PROBLEM TO SOLVE –
Go through the data and copy each line where the string "title" appears.

RECORDS FOR THIS EXERCISE –
+===+

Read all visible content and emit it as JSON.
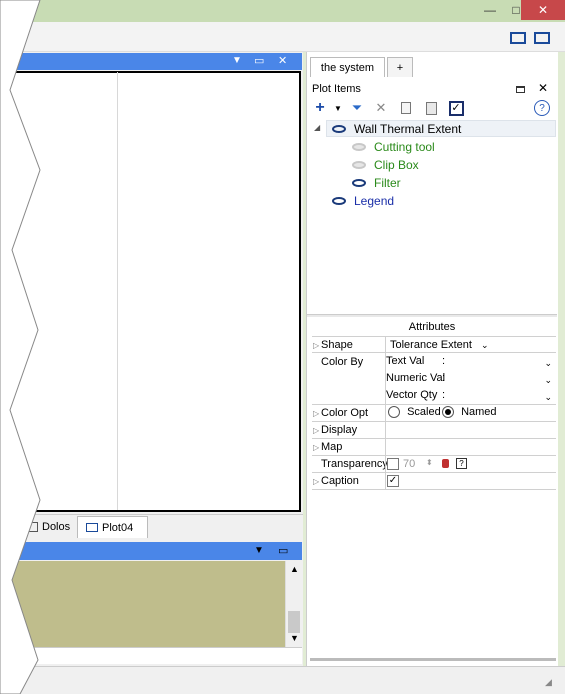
{
  "window": {
    "minimize": "—",
    "maximize": "□",
    "close": "✕"
  },
  "plot_panel": {
    "menu": "▼",
    "restore": "▭",
    "close": "✕"
  },
  "bottom_tabs": [
    {
      "label": "Dolos"
    },
    {
      "label": "Plot04"
    }
  ],
  "log_panel": {
    "menu": "▼",
    "restore": "▭"
  },
  "right_tabs": [
    {
      "label": "the system"
    },
    {
      "label": "+"
    }
  ],
  "plot_items": {
    "title": "Plot Items",
    "help": "?",
    "tree": [
      {
        "label": "Wall Thermal Extent",
        "color": "#000000"
      },
      {
        "label": "Cutting tool",
        "color": "#2a8a1a"
      },
      {
        "label": "Clip Box",
        "color": "#2a8a1a"
      },
      {
        "label": "Filter",
        "color": "#2a8a1a"
      },
      {
        "label": "Legend",
        "color": "#1a2ea8"
      }
    ]
  },
  "attributes": {
    "title": "Attributes",
    "shape": {
      "label": "Shape",
      "value": "Tolerance Extent"
    },
    "color_by": {
      "label": "Color By",
      "text_val": "Text Val",
      "numeric_val": "Numeric Val",
      "vector_qty": "Vector Qty",
      "colon": ":"
    },
    "color_opt": {
      "label": "Color Opt",
      "scaled": "Scaled",
      "named": "Named",
      "selected": "Named"
    },
    "display": {
      "label": "Display"
    },
    "map": {
      "label": "Map"
    },
    "transparency": {
      "label": "Transparency",
      "value": "70"
    },
    "caption": {
      "label": "Caption",
      "checked": true
    }
  },
  "scroll": {
    "up": "▲",
    "down": "▼"
  },
  "colors": {
    "accent": "#4a86e8",
    "log_bg": "#bfbd8c",
    "frame": "#c8dcb4"
  }
}
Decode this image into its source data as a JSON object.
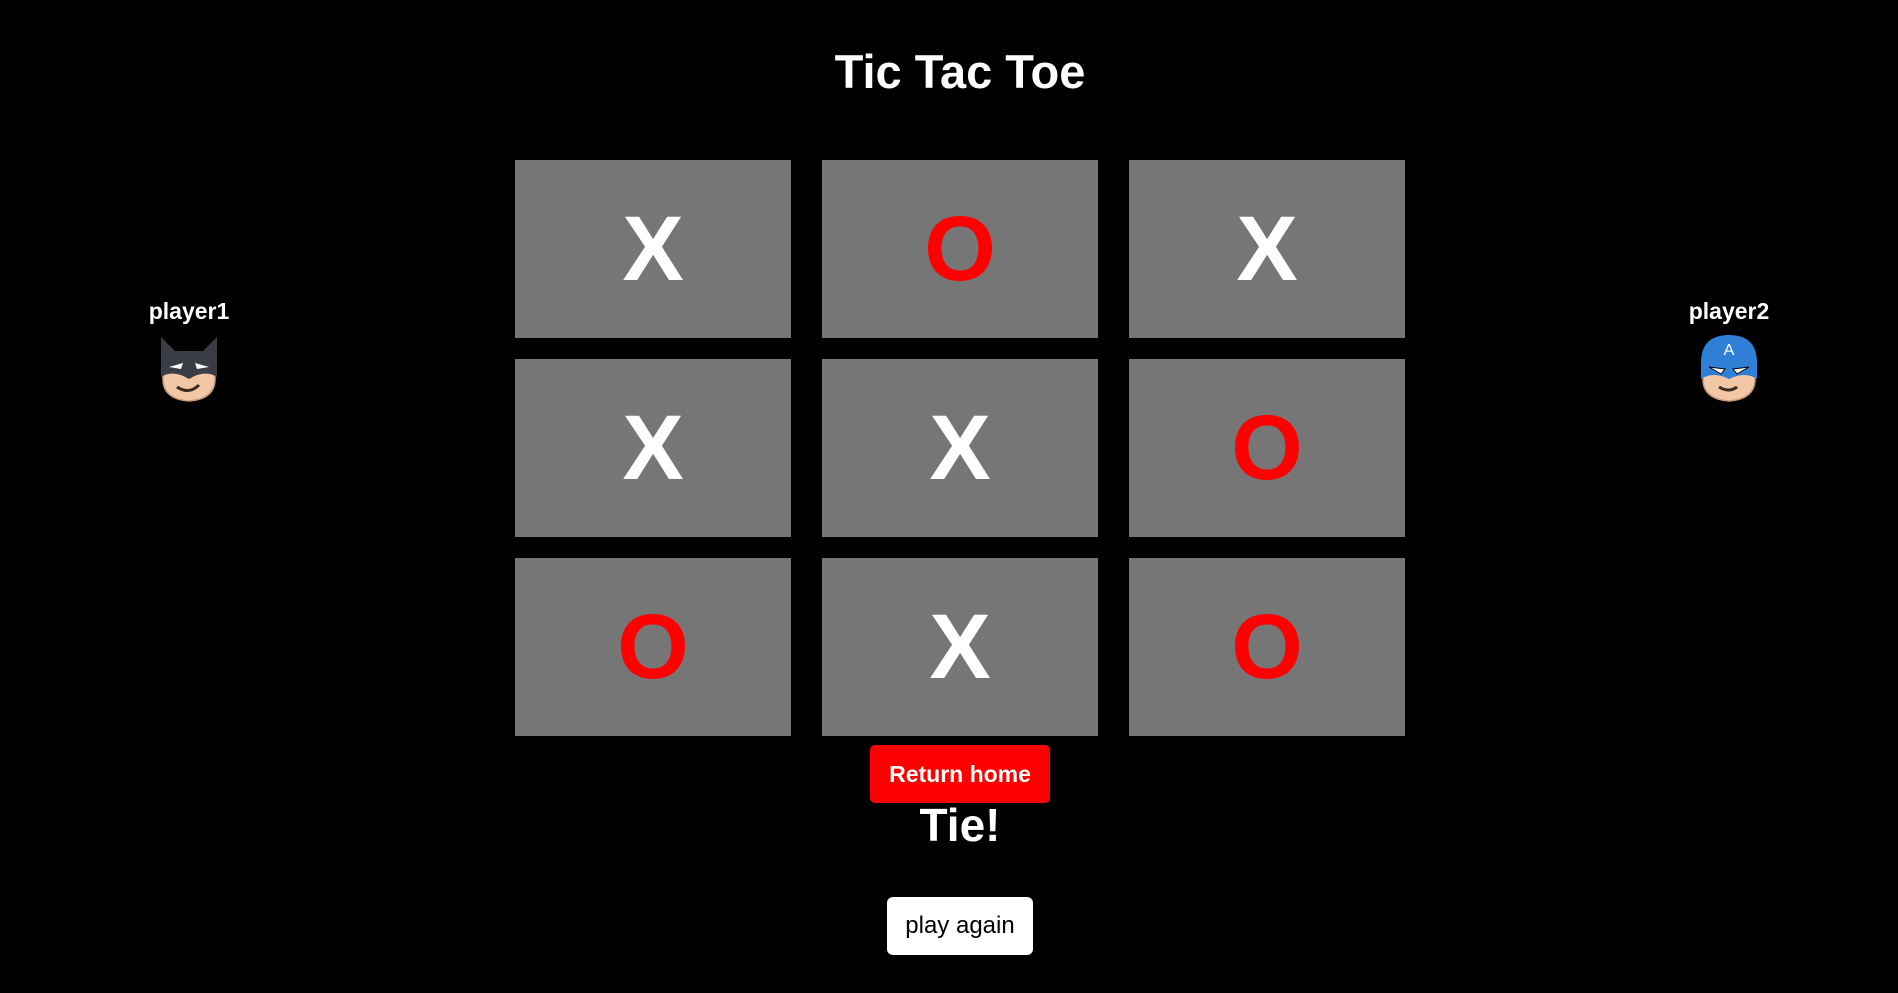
{
  "header": {
    "title": "Tic Tac Toe"
  },
  "players": [
    {
      "name": "player1",
      "avatar_icon": "batman-mask-icon"
    },
    {
      "name": "player2",
      "avatar_icon": "captain-america-mask-icon"
    }
  ],
  "board": {
    "cells": [
      "X",
      "O",
      "X",
      "X",
      "X",
      "O",
      "O",
      "X",
      "O"
    ]
  },
  "actions": {
    "return_home_label": "Return home",
    "play_again_label": "play again"
  },
  "status": {
    "result": "Tie!"
  },
  "colors": {
    "background": "#000000",
    "cell": "#767676",
    "x_mark": "#ffffff",
    "o_mark": "#ff0000",
    "return_button": "#ff0000",
    "play_again_button": "#ffffff"
  }
}
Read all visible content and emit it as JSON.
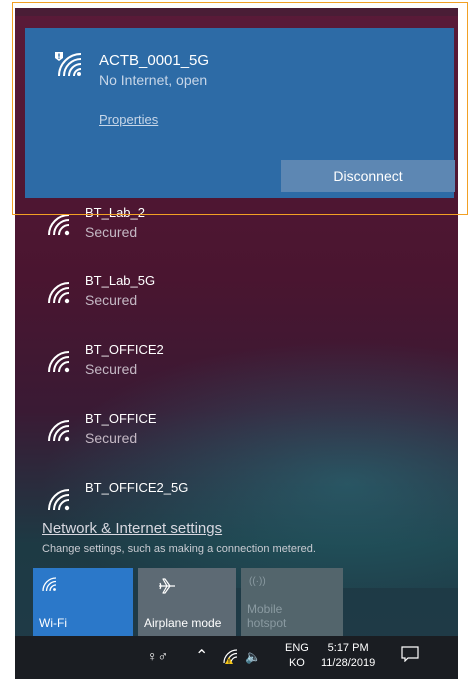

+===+

EXERCISE RESULT –
    "title": "Plot Items",
    "title": "Attributes",
    "title": "Tic Tac Toe"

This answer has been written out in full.